New Hampshire Department of Environmental Services, New Hampshire Water Resources Primer, http://des.nh.gov/organization/divisions/water/dwgb/wrpp/documents/water_resources_primer.pdf, last visited February 25, 2013.
New Hampshire Department of Environmental Services and U.S. Geological Survey, Estimating Water Demand in New Hampshire, http://des.nh.gov/organization/divisions/water/dwgb/wrpp/categories/partnerships.htm, last visited February 25, 2013.
New Hampshire Department of Environmental Services, Summary of Public Comments from the N.H. Water Plan “Road Show” February – May 2009, http://des.nh.gov/organization/divisions/water/dwgb/wrpp/documents/road_show.pdf, last visited February 25, 2013.
New Hampshire Water Sustainability Commission, http://www.nh.gov/water-sustainability/index.htm, last visited February 25, 2013.
New Hampshire Water Sustainability Commission, Final Report, http://www.nh.gov/water-sustainability/publications/documents/wsc-final-report.pdf, last visited February 25, 2013.
Pennsylvania Department of Environmental Protection, http://www.depweb.state.pa.us/portal/server.pt/community/dep_home/5968, last visited February 25, 2013.
Pennsylvania Department of Environmental Protection, Pennsylvania State Water Plan, http://www.pawaterplan.dep.state.pa.us/docs/Publications/3010-BK-DEP4227.pdf, last visited February 25, 2013.
Pennsylvania Department of Environmental Protection, Pennsylvania State Water Plan Website, http://www.pawaterplan.dep.state.pa.us/StateWaterPlan/docroot/Default.aspx, last visited February 25, 2013.
Rhode Island Division of Planning, http://www.planning.ri.gov/, last visited March 4, 2013.
Rhode Island Statewide Planning Program, Rhode Island Water 2030, http://www.planning.ri.gov/landuse/RI%20Water%202030_06.14.12_Final.pdf, last visited February 25, 2013.
Rhode Island Water Resources Board, http://www.wrb.ri.gov/index.html, last visited March 4, 2013.
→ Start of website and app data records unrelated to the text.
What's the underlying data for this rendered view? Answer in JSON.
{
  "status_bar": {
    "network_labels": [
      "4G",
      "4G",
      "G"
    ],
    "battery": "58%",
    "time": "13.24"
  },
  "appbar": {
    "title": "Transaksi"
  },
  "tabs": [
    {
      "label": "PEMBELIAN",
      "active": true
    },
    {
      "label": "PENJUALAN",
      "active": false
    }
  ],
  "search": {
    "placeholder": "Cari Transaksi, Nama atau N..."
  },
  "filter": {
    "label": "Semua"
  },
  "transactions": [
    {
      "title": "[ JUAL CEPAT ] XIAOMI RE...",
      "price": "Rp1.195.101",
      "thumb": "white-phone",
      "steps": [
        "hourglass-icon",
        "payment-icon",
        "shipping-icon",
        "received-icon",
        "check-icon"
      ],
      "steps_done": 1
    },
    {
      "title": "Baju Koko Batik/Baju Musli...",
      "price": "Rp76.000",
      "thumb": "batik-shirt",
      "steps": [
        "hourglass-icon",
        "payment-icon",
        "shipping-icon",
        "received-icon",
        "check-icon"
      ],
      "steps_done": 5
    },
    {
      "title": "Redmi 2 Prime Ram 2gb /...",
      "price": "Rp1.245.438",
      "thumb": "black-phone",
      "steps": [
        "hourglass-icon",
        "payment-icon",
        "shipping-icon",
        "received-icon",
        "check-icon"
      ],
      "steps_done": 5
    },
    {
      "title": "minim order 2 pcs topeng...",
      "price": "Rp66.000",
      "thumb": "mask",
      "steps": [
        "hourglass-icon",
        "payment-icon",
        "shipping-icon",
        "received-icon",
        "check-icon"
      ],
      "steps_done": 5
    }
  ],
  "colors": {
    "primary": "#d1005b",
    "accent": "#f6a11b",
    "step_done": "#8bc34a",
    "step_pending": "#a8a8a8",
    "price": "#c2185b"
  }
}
Rhode Island Water Resources Board, 2012 Strategic Plan, http://www.wrb.ri.gov/policy_statutes_planning/WRB_StrategicPlan_031612.pdf, last visited February 25, 2013.
University of New Hampshire Survey Center, New Hampshire Water Plan Water Resources Survey, http://des.nh.gov/organization/divisions/water/dwgb/wrpp/documents/water_resources_survey.pdf, last visited February 25, 2013.